Tuesday, June 26, 2012
Canela Ice Cream
It's hard sometimes living so far away from family. I really prize myself on being self-sufficient, but having kids is basically impossible without a team of at least one other person (sixteen other people is really preferable, if maybe not thirty-two or really one hundred and ten would be good). And that is where your family comes in.
When we were trying to figure out who in the world would come to the frozen depths of North Dakota last winter to watch our daughter while The Professor and I drove the slick highway one hour east to Fargo to deliver our next child we were really at a loss. How easy it would've been if we lived in the same place as at least one family member. "Hey, can you come over here I think I may be having a baby right now."
Lots of people offered but the reality of getting here in late December can be tricky at best. Once we went to Minneapolis on a spur-of-the-moment weekend trip over New Year's Eve—a week later we returned home after they had once again opened the interstate following a 90 car pile up. Ground blizzard is term I was not familiar with until moving here, that's when snow is not necessarily falling from the sky, but blowing around in 40-mile-an-hour wind like a massive, white sand storm, blinding everything in sight.
The Professor's father finally agreed to fly up from Dallas (no interstate travel required). Packed in his suitcase were foot-long quills of fragrant canela or Ceylon cinnamon. This softer, more delicate cinnamon is commonly brewed as a tea or used to add subtle spice to mole sauce, but my first inclination was to steep it with cream and sugar and spin it into ice cream.

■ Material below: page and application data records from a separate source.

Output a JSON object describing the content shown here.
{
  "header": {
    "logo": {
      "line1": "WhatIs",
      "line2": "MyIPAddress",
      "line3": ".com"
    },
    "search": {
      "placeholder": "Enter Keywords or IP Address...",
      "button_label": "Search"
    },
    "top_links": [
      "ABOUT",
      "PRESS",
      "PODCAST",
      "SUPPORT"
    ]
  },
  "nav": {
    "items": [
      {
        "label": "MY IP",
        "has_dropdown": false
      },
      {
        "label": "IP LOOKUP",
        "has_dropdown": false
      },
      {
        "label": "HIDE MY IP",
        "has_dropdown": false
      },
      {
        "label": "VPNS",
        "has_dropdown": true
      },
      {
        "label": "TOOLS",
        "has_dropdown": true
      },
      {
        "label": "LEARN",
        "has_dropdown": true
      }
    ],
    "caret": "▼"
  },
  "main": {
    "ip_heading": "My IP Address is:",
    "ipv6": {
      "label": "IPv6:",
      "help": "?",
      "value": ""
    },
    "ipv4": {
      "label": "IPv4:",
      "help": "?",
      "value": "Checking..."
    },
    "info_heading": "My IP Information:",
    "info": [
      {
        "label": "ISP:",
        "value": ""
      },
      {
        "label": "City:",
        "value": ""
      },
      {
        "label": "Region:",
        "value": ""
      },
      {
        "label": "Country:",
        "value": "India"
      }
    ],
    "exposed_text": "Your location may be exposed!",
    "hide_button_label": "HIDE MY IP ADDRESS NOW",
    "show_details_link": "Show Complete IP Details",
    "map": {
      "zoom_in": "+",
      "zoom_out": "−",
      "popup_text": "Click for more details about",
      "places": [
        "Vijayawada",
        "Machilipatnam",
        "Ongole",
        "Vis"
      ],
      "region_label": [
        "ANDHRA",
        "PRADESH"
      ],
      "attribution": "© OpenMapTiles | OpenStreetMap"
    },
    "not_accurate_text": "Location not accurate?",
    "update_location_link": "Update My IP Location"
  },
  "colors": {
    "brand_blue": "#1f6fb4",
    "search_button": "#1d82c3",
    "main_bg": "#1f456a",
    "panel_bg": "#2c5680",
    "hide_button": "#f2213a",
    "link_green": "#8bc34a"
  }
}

The flavor of canela is not as brash and spicy as its hard-bark counterpart so if you are substituting traditional cinnamon use 1 (3-inch) stick instead of 2 (6-inch) sticks called for in the recipe. And don't make the mistake of inviting a bunch of people over to your house for ice cream on the day you made it like I did only to realize that it was the consistency of super-thick créme anglaise and not scoopable ice cream. Mine wasn't truly frozen until the next morning.
Canela Ice Cream
Makes 8 servings
1 1/2 cups heavy cream
1 1/2 cups whole milk
1 cup granulated sugar
2 (6-inch) sticks canela (Ceylon cinnamon) or regular cinnamon sticks
1/2 teaspoon kosher salt
4 large egg yolks
1. Fill a large bowl halfway with ice and water and set aside. Combine cream, milk, sugar, canela, and salt in a large saucepan and bring to a simmer over medium heat. Simmer, stirring occasionally until sugar is dissolved, about 5 minutes.
2. Whisk egg yolks vigorously in a large bowl until foamy and light in color, about 3 minutes. Remove cream mixture from heat and slowly pour about 1 cup into the yolks, whisking constantly.
3. Pour cream-egg mixture back into the saucepan and cook over medium heat stirring constantly, until custard coats the back of the spoon, about 5 minutes. Do not let it boil.
4. Remove custard from the heat and strain in to a large heatproof bowl. Remove canela from the strainer and return to custard. Place the bowl of custard into the bowl of ice water and chill 10-15 minutes, stirring occasionally.
5. Once the custard is cool, cover and place in the refrigerator overnight. Remove canela and freeze mixture in an ice cream maker according to the manufacturer's instructions. Most ice cream makers do not freeze the ice cream completely and it will need 4 to 6 hours in the freezer to harden.